# Task
Please tally the lines in the data below that include the string "days", and reply with only the total.

Excerpts from an interface dataset
▼

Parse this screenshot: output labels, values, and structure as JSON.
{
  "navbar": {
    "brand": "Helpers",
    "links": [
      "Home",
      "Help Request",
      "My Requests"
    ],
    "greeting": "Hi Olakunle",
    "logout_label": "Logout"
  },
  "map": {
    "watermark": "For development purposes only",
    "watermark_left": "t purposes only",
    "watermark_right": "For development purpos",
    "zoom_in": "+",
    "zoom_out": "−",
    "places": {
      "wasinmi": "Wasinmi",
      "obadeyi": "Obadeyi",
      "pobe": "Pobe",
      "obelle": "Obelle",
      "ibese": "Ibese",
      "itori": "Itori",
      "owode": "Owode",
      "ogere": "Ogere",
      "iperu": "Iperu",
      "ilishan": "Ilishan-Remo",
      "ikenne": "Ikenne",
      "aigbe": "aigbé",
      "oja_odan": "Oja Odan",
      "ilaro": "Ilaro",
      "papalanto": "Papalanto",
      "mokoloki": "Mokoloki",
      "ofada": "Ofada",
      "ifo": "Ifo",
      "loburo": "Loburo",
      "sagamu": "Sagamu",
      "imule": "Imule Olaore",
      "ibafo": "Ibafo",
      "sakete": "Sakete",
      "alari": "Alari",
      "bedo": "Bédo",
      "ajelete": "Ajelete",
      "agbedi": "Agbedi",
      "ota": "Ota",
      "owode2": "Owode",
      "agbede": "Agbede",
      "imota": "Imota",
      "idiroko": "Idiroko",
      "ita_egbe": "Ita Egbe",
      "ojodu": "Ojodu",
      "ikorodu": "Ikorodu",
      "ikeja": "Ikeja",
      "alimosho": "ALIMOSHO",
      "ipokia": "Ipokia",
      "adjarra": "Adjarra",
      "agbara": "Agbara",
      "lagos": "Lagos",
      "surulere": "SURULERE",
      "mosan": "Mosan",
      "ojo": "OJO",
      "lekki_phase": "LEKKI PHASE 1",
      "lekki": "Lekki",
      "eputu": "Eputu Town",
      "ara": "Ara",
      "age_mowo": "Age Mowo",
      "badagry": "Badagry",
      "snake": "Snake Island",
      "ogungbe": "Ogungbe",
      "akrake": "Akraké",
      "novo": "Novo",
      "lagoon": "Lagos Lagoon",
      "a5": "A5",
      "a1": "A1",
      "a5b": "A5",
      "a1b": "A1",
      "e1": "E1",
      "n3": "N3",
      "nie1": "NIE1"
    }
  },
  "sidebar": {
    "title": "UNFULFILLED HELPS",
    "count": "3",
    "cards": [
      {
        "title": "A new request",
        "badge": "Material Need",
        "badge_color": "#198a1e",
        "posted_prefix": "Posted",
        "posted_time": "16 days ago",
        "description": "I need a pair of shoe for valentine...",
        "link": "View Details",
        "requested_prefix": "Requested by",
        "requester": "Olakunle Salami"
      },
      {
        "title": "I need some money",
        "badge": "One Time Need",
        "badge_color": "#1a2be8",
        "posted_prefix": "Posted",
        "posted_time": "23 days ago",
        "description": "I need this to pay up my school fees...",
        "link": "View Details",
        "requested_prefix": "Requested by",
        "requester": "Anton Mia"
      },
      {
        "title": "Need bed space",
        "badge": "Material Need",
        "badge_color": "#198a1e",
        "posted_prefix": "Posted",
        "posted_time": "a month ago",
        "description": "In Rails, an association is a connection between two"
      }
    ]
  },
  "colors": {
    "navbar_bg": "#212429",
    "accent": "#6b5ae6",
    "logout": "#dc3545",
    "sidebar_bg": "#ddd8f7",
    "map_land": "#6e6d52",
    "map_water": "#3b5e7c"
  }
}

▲

# Solution to the exercise
2